Upon hearing her interpretation of Berio’s Sequenza VI, The Baltimore Sun commented that she made “something at once dramatic and poetic out of the aggressive tremolo-like motif of the piece.” She collaborates with a wide range of composers, commissioning pieces in which she sings and plays simultaneously. Wendy’s debut solo album, vox/viola, was released on New Focus Recordings (2020). In addition to her work on contemporary repertoire, Wendy has collaborated with fortepianist Malcolm Bilson, the Claremont and Prometheus Trios, and members of the Cleveland, Juilliard, and Takács Quartets. She frequently performs with Orpheus Chamber Orchestra and has been a regular guest with the orchestral viola sections of Atlanta, Minnesota, and St. Louis.

Wendy is a distinguished educator and sought-after clinician at universities and conservatories across the country, offering classes on viola repertoire and technique, lectures on string instrument notation, and workshops on contemporary and “extended” string techniques. She holds degrees from Oberlin Conservatory (BM), New England Conservatory (MM), and Eastman School of Music (DMA with Diploma in Ethnomusicology). Wendy’s academic interests address musicians’ communities, stemming from her own experiences with composer-performer relationships, genderbased discrimination, and disability. Her own compositions link her love of unconventional string sounds with reflections on nature, physical trauma, and invisible disability.

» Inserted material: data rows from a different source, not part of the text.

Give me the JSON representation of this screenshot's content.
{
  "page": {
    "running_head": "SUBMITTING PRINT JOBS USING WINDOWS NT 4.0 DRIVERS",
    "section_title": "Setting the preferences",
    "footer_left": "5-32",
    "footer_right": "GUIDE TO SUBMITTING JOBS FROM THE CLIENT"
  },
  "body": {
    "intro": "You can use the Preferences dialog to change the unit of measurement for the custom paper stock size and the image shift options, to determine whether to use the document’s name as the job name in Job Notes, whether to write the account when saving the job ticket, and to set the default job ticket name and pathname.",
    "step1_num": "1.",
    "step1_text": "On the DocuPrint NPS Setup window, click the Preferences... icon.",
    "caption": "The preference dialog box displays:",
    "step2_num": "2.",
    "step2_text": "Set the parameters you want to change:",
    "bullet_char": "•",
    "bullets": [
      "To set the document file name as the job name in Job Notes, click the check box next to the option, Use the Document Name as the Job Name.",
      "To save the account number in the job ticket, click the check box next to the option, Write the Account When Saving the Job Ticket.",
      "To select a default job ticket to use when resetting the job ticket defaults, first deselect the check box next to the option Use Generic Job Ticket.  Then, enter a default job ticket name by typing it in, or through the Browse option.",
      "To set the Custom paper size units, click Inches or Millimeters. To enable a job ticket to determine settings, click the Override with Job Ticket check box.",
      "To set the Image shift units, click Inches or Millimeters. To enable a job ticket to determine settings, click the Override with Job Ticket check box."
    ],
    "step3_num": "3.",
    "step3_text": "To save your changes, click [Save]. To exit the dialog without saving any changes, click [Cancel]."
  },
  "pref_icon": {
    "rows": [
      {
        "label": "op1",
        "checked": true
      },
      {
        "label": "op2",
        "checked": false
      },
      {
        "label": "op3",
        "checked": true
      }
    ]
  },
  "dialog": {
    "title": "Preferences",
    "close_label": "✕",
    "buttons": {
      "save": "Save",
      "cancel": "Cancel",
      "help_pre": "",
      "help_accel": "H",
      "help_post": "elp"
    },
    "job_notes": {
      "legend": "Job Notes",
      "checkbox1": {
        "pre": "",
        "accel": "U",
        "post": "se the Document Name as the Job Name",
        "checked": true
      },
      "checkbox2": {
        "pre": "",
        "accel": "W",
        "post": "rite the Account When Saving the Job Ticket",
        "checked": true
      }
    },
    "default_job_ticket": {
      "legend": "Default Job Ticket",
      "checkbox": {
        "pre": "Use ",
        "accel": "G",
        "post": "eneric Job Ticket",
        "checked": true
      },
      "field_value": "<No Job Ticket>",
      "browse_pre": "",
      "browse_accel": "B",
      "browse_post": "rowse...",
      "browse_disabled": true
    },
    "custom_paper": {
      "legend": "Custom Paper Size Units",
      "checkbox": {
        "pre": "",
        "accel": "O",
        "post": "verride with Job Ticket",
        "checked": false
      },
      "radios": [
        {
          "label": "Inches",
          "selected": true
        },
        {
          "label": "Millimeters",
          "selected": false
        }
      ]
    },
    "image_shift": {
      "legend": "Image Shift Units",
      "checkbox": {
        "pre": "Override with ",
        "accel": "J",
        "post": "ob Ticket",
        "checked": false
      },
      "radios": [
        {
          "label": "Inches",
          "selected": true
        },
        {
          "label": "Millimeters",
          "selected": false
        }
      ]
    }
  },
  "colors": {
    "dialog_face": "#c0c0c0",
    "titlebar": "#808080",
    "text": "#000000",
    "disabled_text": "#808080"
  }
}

In 2022-23, in addition to her duties as an academic lecturer at UCLA and viola instructor at California State University at Northridge (CSUN), Wendy will be Artist-in-Residence at UC-Davis, presenting two recital programs and playing a concerto with the university orchestra.